-- Opening Marker --

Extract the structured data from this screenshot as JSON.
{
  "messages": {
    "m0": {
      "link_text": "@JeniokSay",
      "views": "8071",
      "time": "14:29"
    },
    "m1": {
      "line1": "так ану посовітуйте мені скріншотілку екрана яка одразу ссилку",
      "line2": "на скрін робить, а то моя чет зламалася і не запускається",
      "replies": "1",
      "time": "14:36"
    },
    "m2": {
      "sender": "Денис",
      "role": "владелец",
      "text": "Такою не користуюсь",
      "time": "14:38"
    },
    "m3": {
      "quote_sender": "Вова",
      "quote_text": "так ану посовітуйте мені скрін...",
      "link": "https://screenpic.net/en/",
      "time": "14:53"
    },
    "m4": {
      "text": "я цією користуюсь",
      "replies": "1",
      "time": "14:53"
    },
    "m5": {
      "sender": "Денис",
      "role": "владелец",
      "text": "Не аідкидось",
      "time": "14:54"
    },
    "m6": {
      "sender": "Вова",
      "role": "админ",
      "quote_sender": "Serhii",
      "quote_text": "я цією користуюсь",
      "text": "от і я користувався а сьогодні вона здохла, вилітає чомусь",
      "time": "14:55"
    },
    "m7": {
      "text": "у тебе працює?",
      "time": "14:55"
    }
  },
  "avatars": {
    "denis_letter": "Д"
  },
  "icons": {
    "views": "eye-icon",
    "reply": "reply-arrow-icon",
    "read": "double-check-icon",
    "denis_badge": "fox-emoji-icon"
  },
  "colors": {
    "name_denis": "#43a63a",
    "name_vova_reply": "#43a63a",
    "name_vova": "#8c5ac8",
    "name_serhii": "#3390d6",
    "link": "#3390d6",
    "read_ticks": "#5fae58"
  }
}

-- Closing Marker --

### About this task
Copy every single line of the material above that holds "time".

### Exercise output
      "time": "14:29"
      "time": "14:36"
      "time": "14:38"
      "time": "14:53"
      "time": "14:53"
      "time": "14:54"
      "time": "14:55"
      "time": "14:55"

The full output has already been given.